Immunohistochemical and biochemical evidence for a cardiovascular mineralocorticoid receptor.
The presence of mineralocorticoid receptors (MRs) and their physicochemical characteristics were investigated in the heart and blood vessels of rabbits. Immunohistochemical methods using the monoclonal anti-idiotypic antibody H10E, which interacts with the steroid binding domain of MRs, revealed the presence of immunoreactive material in the heart and large blood vessels. In the heart, a positive staining was observed in myocytes and endothelial cells of atria and ventricles. In vessels, MRs were detected in the aorta and pulmonary artery. They were localized in endothelial and vascular smooth muscle cells. No staining was present in the small vascular bed, arterioles, and capillaries. In all these studies, the mineralocorticoid specificity of the staining was assessed by in situ competition experiments with aldosterone and RU486, a glucocorticoid antagonist. The presence of MRs in the heart and vessels was further demonstrated by specific aldosterone binding to one class of high affinity binding sites in the cytosol of the adrenalectomized rabbit heart (Kd, 0.25 nM; maximum MR concentration, 15-20 fmol/mg protein), whose mineralocorticoid specificity has been clearly established by competition studies. Sedimentation gradient analyses revealed that the cardiovascular MR is an 8.5S hetero-oligomer that includes the heat shock protein 90. The physicochemical characteristics of the cardiovascular MRs are virtually identical to those of the renal MRs. Altogether, our results clearly demonstrate the presence of MRs in the cardiovascular system.
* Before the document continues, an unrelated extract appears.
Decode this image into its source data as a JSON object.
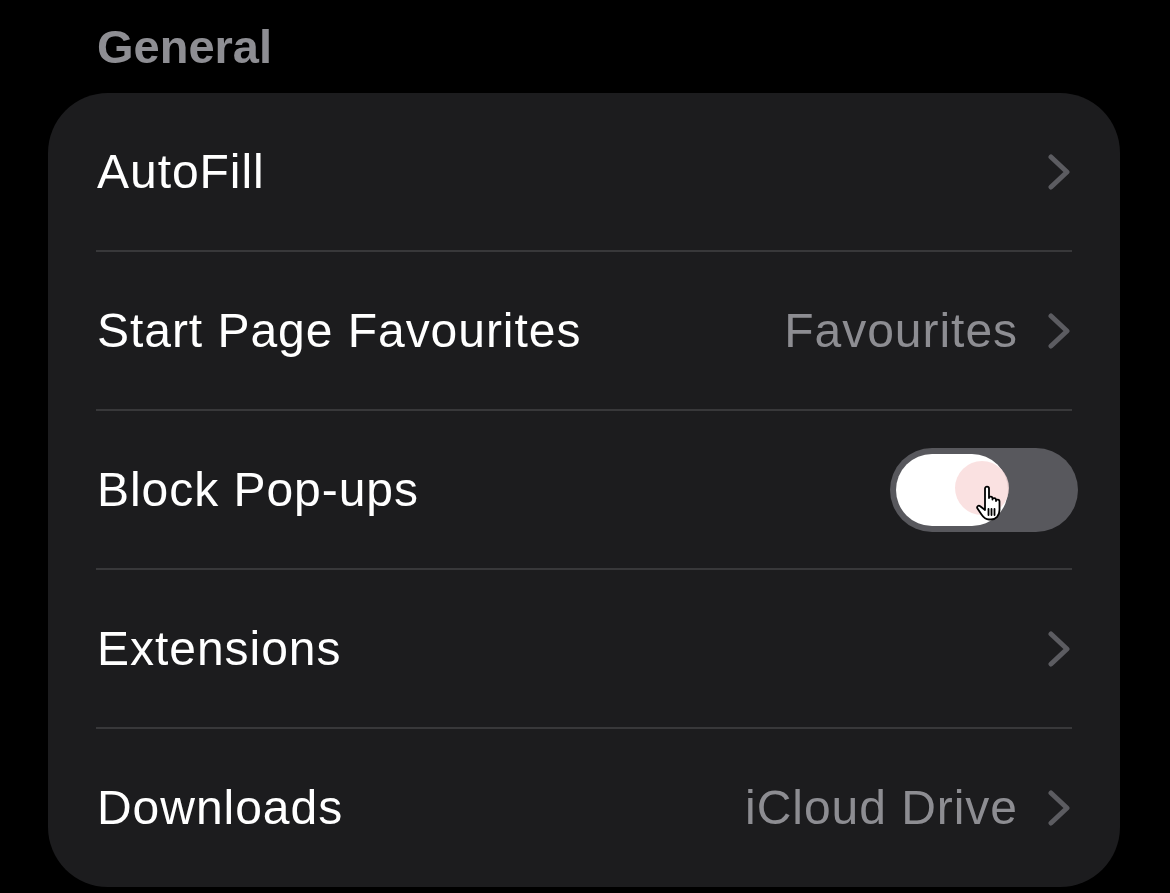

This supports the possibility of direct aldosterone actions in the heart and blood vessels.
- Copyright © 1992 by American Heart Association